* Task *
Quote the records that follow in full and exactly; leave out the pictures.

* Study material *
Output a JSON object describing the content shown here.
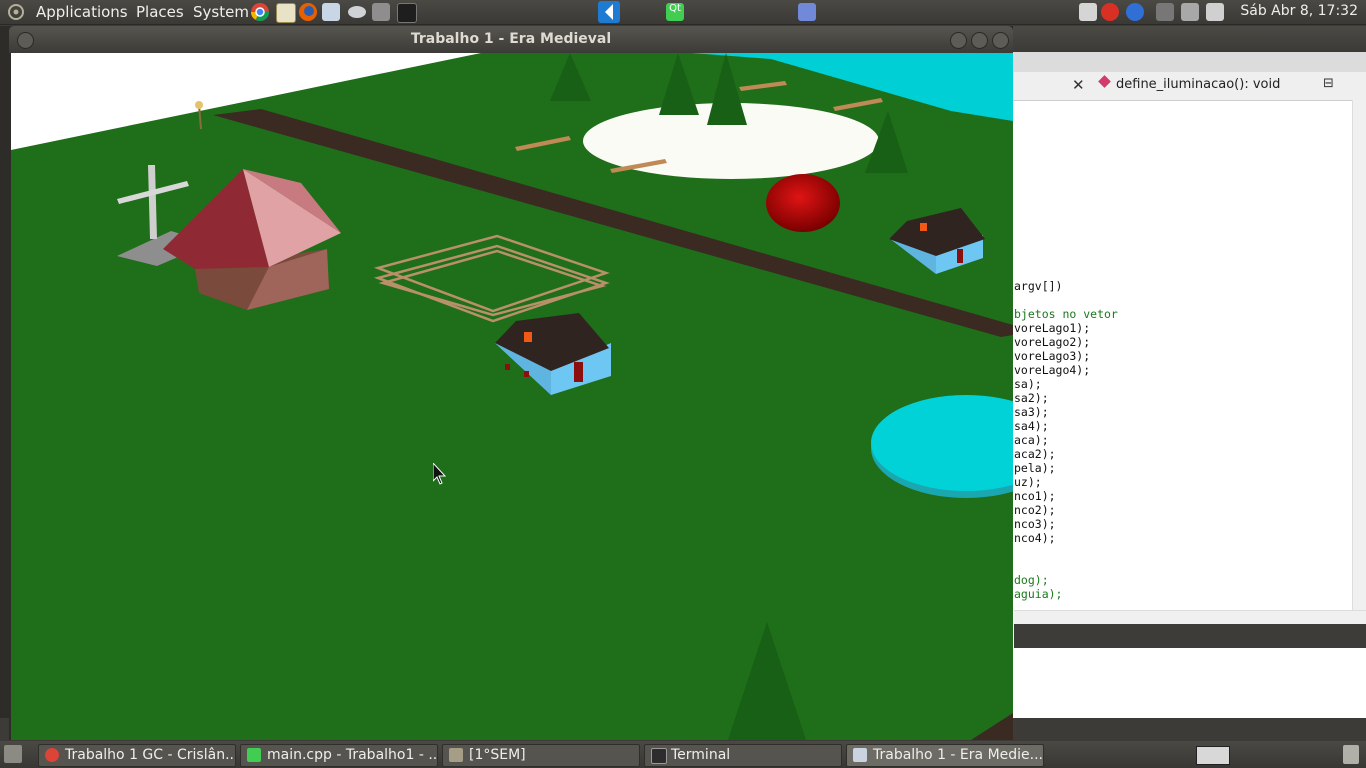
{
  "top_panel": {
    "menus": [
      "Applications",
      "Places",
      "System"
    ],
    "clock": "Sáb Abr 8, 17:32"
  },
  "ide": {
    "function_combo": "define_iluminacao(): void",
    "code_lines": [
      {
        "text": "argv[])",
        "comment": false
      },
      {
        "text": "",
        "comment": false
      },
      {
        "text": "bjetos no vetor",
        "comment": true
      },
      {
        "text": "voreLago1);",
        "comment": false
      },
      {
        "text": "voreLago2);",
        "comment": false
      },
      {
        "text": "voreLago3);",
        "comment": false
      },
      {
        "text": "voreLago4);",
        "comment": false
      },
      {
        "text": "sa);",
        "comment": false
      },
      {
        "text": "sa2);",
        "comment": false
      },
      {
        "text": "sa3);",
        "comment": false
      },
      {
        "text": "sa4);",
        "comment": false
      },
      {
        "text": "aca);",
        "comment": false
      },
      {
        "text": "aca2);",
        "comment": false
      },
      {
        "text": "pela);",
        "comment": false
      },
      {
        "text": "uz);",
        "comment": false
      },
      {
        "text": "nco1);",
        "comment": false
      },
      {
        "text": "nco2);",
        "comment": false
      },
      {
        "text": "nco3);",
        "comment": false
      },
      {
        "text": "nco4);",
        "comment": false
      },
      {
        "text": "",
        "comment": false
      },
      {
        "text": "",
        "comment": false
      },
      {
        "text": "dog);",
        "comment": true
      },
      {
        "text": "aguia);",
        "comment": true
      }
    ]
  },
  "gl_window": {
    "title": "Trabalho 1 - Era Medieval"
  },
  "taskbar": {
    "tasks": [
      {
        "label": "Trabalho 1 GC - Crislân...",
        "icon": "chrome-icon"
      },
      {
        "label": "main.cpp - Trabalho1 - ...",
        "icon": "qtcreator-icon"
      },
      {
        "label": "[1°SEM]",
        "icon": "folder-icon"
      },
      {
        "label": "Terminal",
        "icon": "terminal-icon"
      },
      {
        "label": "Trabalho 1 - Era Medie...",
        "icon": "window-icon"
      }
    ]
  },
  "colors": {
    "grass": "#1f6e1a",
    "road": "#3a2a22",
    "lake": "#00d2d8",
    "sky": "#ffffff"
  }
}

* Written solution *
Output a JSON object describing the content shown here.
{
  "top_panel": {
    "menus": [
      "Applications",
      "Places",
      "System"
    ],
    "clock": "Sáb Abr 8, 17:32"
  },
  "ide": {
    "function_combo": "define_iluminacao(): void",
    "code_lines": [
      {
        "text": "argv[])",
        "comment": false
      },
      {
        "text": "",
        "comment": false
      },
      {
        "text": "bjetos no vetor",
        "comment": true
      },
      {
        "text": "voreLago1);",
        "comment": false
      },
      {
        "text": "voreLago2);",
        "comment": false
      },
      {
        "text": "voreLago3);",
        "comment": false
      },
      {
        "text": "voreLago4);",
        "comment": false
      },
      {
        "text": "sa);",
        "comment": false
      },
      {
        "text": "sa2);",
        "comment": false
      },
      {
        "text": "sa3);",
        "comment": false
      },
      {
        "text": "sa4);",
        "comment": false
      },
      {
        "text": "aca);",
        "comment": false
      },
      {
        "text": "aca2);",
        "comment": false
      },
      {
        "text": "pela);",
        "comment": false
      },
      {
        "text": "uz);",
        "comment": false
      },
      {
        "text": "nco1);",
        "comment": false
      },
      {
        "text": "nco2);",
        "comment": false
      },
      {
        "text": "nco3);",
        "comment": false
      },
      {
        "text": "nco4);",
        "comment": false
      },
      {
        "text": "",
        "comment": false
      },
      {
        "text": "",
        "comment": false
      },
      {
        "text": "dog);",
        "comment": true
      },
      {
        "text": "aguia);",
        "comment": true
      }
    ]
  },
  "gl_window": {
    "title": "Trabalho 1 - Era Medieval"
  },
  "taskbar": {
    "tasks": [
      {
        "label": "Trabalho 1 GC - Crislân...",
        "icon": "chrome-icon"
      },
      {
        "label": "main.cpp - Trabalho1 - ...",
        "icon": "qtcreator-icon"
      },
      {
        "label": "[1°SEM]",
        "icon": "folder-icon"
      },
      {
        "label": "Terminal",
        "icon": "terminal-icon"
      },
      {
        "label": "Trabalho 1 - Era Medie...",
        "icon": "window-icon"
      }
    ]
  },
  "colors": {
    "grass": "#1f6e1a",
    "road": "#3a2a22",
    "lake": "#00d2d8",
    "sky": "#ffffff"
  }
}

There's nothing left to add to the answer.